In a separate argument on behalf of the plaintiffs, a lawyer for the U.S. Justice Department argued that platforms should lose their immunity protections when they organize or recommend content in a way that's unlawful, such as by discriminating or knowingly repeating libelous content.
In Gonzalez, family members and the estate of Nohemi Gonzalez, a 23-year-old U.S. citizen killed in a December 2015 ISIS shooting at Paris' La Belle Equipe bistro, argue that Google should be held at least partially liable for her death. That's because, they allege, the company's YouTube service knowingly permitted and recommended, via algorithms, inflammatory ISIS-created videos that allegedly played a key role in recruiting the attackers.
A decision in plaintiffs’ favor would not only overhaul cautions that platforms would need to take to protect against harmful third party posts, it would also threaten their lucrative advertising revenue streams that rely on user-generated content.
Lyons cautioned against predicting how the court would rule, though said he I was surprised that even Justice Clarence Thomas seemed hostile towards the Gonzalez arguments and that Justice Brown seemed sympathetic to the plaintiffs' cause.
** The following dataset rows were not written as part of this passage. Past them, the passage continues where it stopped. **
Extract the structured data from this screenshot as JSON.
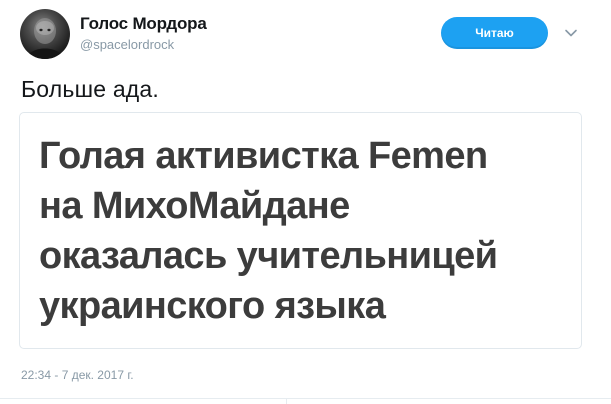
{
  "author": {
    "display_name": "Голос Мордора",
    "handle": "@spacelordrock"
  },
  "follow_button": {
    "label": "Читаю",
    "color": "#1da1f2"
  },
  "menu_icon": "chevron-down-icon",
  "tweet": {
    "text": "Больше ада."
  },
  "card": {
    "headline_lines": [
      "Голая активистка Femen",
      "на МихоМайдане",
      "оказалась учительницей",
      "украинского языка"
    ]
  },
  "timestamp": "22:34 - 7 дек. 2017 г."
}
"Since 2019, he has been the loudest voice on the court for taking a Section 230 case to narrow the scope of the statute," Lyons said. "But he seemed unable to accept the petitioners' arguments today."
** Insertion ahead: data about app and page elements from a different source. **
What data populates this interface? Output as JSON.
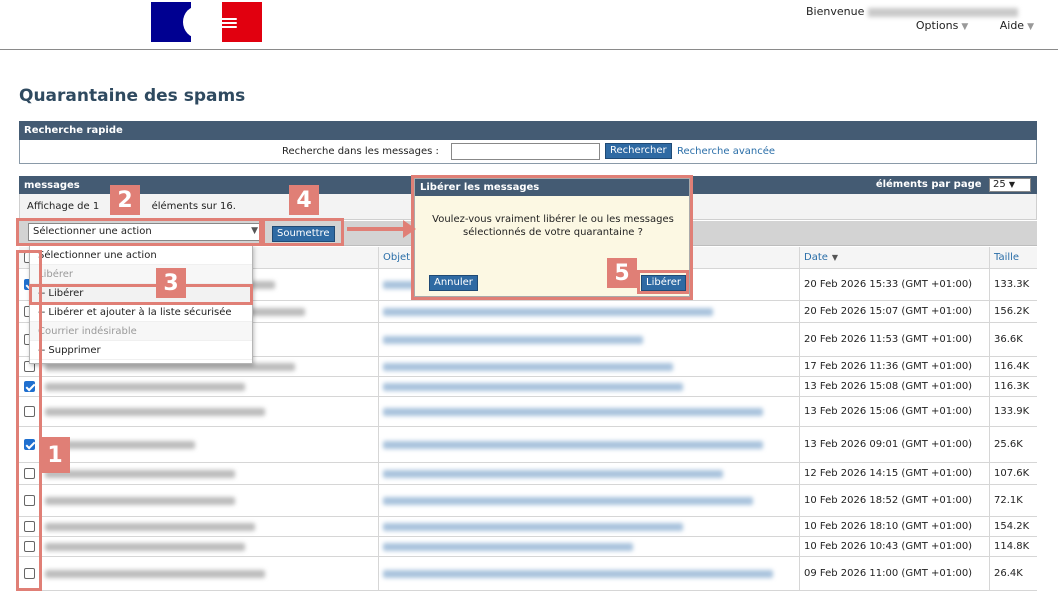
{
  "header": {
    "welcome_label": "Bienvenue",
    "menu": [
      {
        "label": "Options"
      },
      {
        "label": "Aide"
      }
    ]
  },
  "page": {
    "title": "Quarantaine des spams"
  },
  "quick_search": {
    "title": "Recherche rapide",
    "label": "Recherche dans les messages :",
    "input_value": "",
    "search_button": "Rechercher",
    "advanced_link": "Recherche avancée"
  },
  "messages_panel": {
    "title": "messages",
    "per_page_label": "éléments par page",
    "per_page_value": "25",
    "info_prefix": "Affichage de 1",
    "info_suffix": "éléments sur 16.",
    "action_select_value": "Sélectionner une action",
    "submit_button": "Soumettre"
  },
  "action_dropdown": {
    "items": [
      {
        "label": "Sélectionner une action",
        "type": "option"
      },
      {
        "label": "Libérer",
        "type": "group"
      },
      {
        "label": "-- Libérer",
        "type": "option"
      },
      {
        "label": "-- Libérer et ajouter à la liste sécurisée",
        "type": "option"
      },
      {
        "label": "Courrier indésirable",
        "type": "group"
      },
      {
        "label": "-- Supprimer",
        "type": "option"
      }
    ]
  },
  "table": {
    "columns": {
      "subject": "Objet",
      "date": "Date",
      "size": "Taille"
    },
    "rows": [
      {
        "checked": true,
        "date": "20 Feb 2026 15:33 (GMT +01:00)",
        "size": "133.3K"
      },
      {
        "checked": false,
        "date": "20 Feb 2026 15:07 (GMT +01:00)",
        "size": "156.2K"
      },
      {
        "checked": false,
        "date": "20 Feb 2026 11:53 (GMT +01:00)",
        "size": "36.6K"
      },
      {
        "checked": false,
        "date": "17 Feb 2026 11:36 (GMT +01:00)",
        "size": "116.4K"
      },
      {
        "checked": true,
        "date": "13 Feb 2026 15:08 (GMT +01:00)",
        "size": "116.3K"
      },
      {
        "checked": false,
        "date": "13 Feb 2026 15:06 (GMT +01:00)",
        "size": "133.9K"
      },
      {
        "checked": true,
        "date": "13 Feb 2026 09:01 (GMT +01:00)",
        "size": "25.6K"
      },
      {
        "checked": false,
        "date": "12 Feb 2026 14:15 (GMT +01:00)",
        "size": "107.6K"
      },
      {
        "checked": false,
        "date": "10 Feb 2026 18:52 (GMT +01:00)",
        "size": "72.1K"
      },
      {
        "checked": false,
        "date": "10 Feb 2026 18:10 (GMT +01:00)",
        "size": "154.2K"
      },
      {
        "checked": false,
        "date": "10 Feb 2026 10:43 (GMT +01:00)",
        "size": "114.8K"
      },
      {
        "checked": false,
        "date": "09 Feb 2026 11:00 (GMT +01:00)",
        "size": "26.4K"
      }
    ]
  },
  "dialog": {
    "title": "Libérer les messages",
    "message": "Voulez-vous vraiment libérer le ou les messages sélectionnés de votre quarantaine ?",
    "cancel_button": "Annuler",
    "confirm_button": "Libérer"
  },
  "annotations": {
    "badges": [
      "1",
      "2",
      "3",
      "4",
      "5"
    ],
    "color": "#e07f76"
  }
}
Other major tech firms joined in supporting 47 friend-of-the-court briefs filed on behalf of Google, including Instagram and Facebook parent company Meta (META), TikTok parent company ByteDance, and Microsoft (MSFT). NetChoice, an organization that advocates for major firms, also filed in support of Google.
Lawmakers on both sides of the aisle have suggested remaking the 1996 law. Some Republicans say the law allows Big Tech to silence content with impunity, while certain Democrats, including President Joe Biden, say it allows the companies to spread false information with ease.
Before the Supreme Court took up the Gonzalez case, the U.S. District Court for the Northern District of California dismissed the lawsuit at Google's request, concluding that Section 230 barred the claims because ISIS, not Google, created the videos. Meanwhile, judges in separate jurisdictions, faced with similar claims, applied varying interpretations to Section 230's liability shield.
In a case alleging that Facebook's algorithmic recommendations led to killings by Islamist militant group Hamas, the U.S. Court of Appeals for the Second Circuit similarly held in Force v. Facebook that Section 230 protected the social media company from liability. The court reasoned that recommendations brought about the same effect as native third party posts.
However, in a partial dissent, Judge Robert Katzman instead argued that content recommendations convey messages beyond the defendant itself and therefore strip away Section 230 protection. Extending Section 230 to recommendations, he said, immunizes social media from "unsolicited, algorithmic spreading of terrorism.”
Once online companies transitioned from subscription-based revenue streams to advertising-based revenue streams, the plaintiffs argue, their motivation to use automated algorithms skyrocketed. The algorithms, they say, tend to increase the time that users spend at their websites.
“The public has only recently begun to understand the enormous prevalence and increasing sophistication of these algorithm-based recommendation practices,” the plaintiffs wrote in court documents.
On Wednesday, the court will hear another case, Twitter v. Taamneh, over Section 230 immunity. The plaintiffs allege that Twitter should be held liable for providing material aid to ISIS terrorists.
This story has been updated to include comments from Boston College Law School professor Daniel Lyons.
Alexis Keenan is a legal reporter for Yahoo Finance. Follow Alexis on Twitter @alexiskweed.